TRY IT:
The tail of the records, from the line containing "Output a JSON" through the final line, should be printed exactly and on its own.

BEGIN SOURCE MATERIAL

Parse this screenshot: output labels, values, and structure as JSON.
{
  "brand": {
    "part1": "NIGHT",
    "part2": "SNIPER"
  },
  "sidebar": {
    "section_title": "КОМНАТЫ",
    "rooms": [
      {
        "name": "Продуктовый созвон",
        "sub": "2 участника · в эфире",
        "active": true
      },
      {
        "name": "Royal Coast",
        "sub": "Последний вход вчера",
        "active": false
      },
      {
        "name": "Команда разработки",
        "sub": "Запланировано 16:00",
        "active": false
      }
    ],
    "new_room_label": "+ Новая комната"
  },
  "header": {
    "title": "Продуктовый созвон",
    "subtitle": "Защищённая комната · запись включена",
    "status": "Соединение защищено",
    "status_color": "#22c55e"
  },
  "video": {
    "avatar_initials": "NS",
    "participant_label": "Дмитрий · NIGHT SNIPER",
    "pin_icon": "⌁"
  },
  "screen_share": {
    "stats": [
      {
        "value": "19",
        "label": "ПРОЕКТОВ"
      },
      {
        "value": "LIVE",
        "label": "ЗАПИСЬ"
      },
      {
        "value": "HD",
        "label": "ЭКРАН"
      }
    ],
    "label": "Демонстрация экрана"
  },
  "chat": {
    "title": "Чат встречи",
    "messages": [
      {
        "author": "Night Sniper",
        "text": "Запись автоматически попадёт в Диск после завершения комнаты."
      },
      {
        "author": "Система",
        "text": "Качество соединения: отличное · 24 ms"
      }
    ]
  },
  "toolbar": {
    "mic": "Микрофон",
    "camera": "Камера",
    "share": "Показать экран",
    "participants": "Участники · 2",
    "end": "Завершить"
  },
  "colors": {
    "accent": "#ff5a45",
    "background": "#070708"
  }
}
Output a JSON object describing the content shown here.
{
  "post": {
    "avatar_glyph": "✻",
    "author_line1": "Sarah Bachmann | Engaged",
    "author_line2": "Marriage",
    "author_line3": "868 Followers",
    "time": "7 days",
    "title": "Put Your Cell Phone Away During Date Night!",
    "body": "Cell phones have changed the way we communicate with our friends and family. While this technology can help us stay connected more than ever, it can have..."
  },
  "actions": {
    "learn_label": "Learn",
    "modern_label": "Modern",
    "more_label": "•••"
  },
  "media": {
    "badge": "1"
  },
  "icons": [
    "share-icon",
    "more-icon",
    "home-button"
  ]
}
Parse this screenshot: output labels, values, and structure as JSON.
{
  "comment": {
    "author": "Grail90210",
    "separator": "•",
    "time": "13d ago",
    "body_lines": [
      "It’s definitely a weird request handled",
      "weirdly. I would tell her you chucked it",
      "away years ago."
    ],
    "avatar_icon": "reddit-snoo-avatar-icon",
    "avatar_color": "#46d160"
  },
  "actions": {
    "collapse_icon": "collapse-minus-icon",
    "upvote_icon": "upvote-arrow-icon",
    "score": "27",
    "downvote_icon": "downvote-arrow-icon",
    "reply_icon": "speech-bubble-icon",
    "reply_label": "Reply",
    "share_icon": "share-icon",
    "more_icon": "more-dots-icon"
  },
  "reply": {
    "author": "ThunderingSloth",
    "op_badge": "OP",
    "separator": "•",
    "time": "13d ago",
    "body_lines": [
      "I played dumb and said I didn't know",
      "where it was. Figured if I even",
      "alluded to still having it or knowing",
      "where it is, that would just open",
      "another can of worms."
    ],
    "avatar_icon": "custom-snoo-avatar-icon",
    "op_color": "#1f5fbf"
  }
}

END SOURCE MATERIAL

TASK SOLUTION:
Output a JSON object describing the content shown here.
{
  "post": {
    "avatar_glyph": "✻",
    "author_line1": "Sarah Bachmann | Engaged",
    "author_line2": "Marriage",
    "author_line3": "868 Followers",
    "time": "7 days",
    "title": "Put Your Cell Phone Away During Date Night!",
    "body": "Cell phones have changed the way we communicate with our friends and family. While this technology can help us stay connected more than ever, it can have..."
  },
  "actions": {
    "learn_label": "Learn",
    "modern_label": "Modern",
    "more_label": "•••"
  },
  "media": {
    "badge": "1"
  },
  "icons": [
    "share-icon",
    "more-icon",
    "home-button"
  ]
}
Parse this screenshot: output labels, values, and structure as JSON.
{
  "comment": {
    "author": "Grail90210",
    "separator": "•",
    "time": "13d ago",
    "body_lines": [
      "It’s definitely a weird request handled",
      "weirdly. I would tell her you chucked it",
      "away years ago."
    ],
    "avatar_icon": "reddit-snoo-avatar-icon",
    "avatar_color": "#46d160"
  },
  "actions": {
    "collapse_icon": "collapse-minus-icon",
    "upvote_icon": "upvote-arrow-icon",
    "score": "27",
    "downvote_icon": "downvote-arrow-icon",
    "reply_icon": "speech-bubble-icon",
    "reply_label": "Reply",
    "share_icon": "share-icon",
    "more_icon": "more-dots-icon"
  },
  "reply": {
    "author": "ThunderingSloth",
    "op_badge": "OP",
    "separator": "•",
    "time": "13d ago",
    "body_lines": [
      "I played dumb and said I didn't know",
      "where it was. Figured if I even",
      "alluded to still having it or knowing",
      "where it is, that would just open",
      "another can of worms."
    ],
    "avatar_icon": "custom-snoo-avatar-icon",
    "op_color": "#1f5fbf"
  }
}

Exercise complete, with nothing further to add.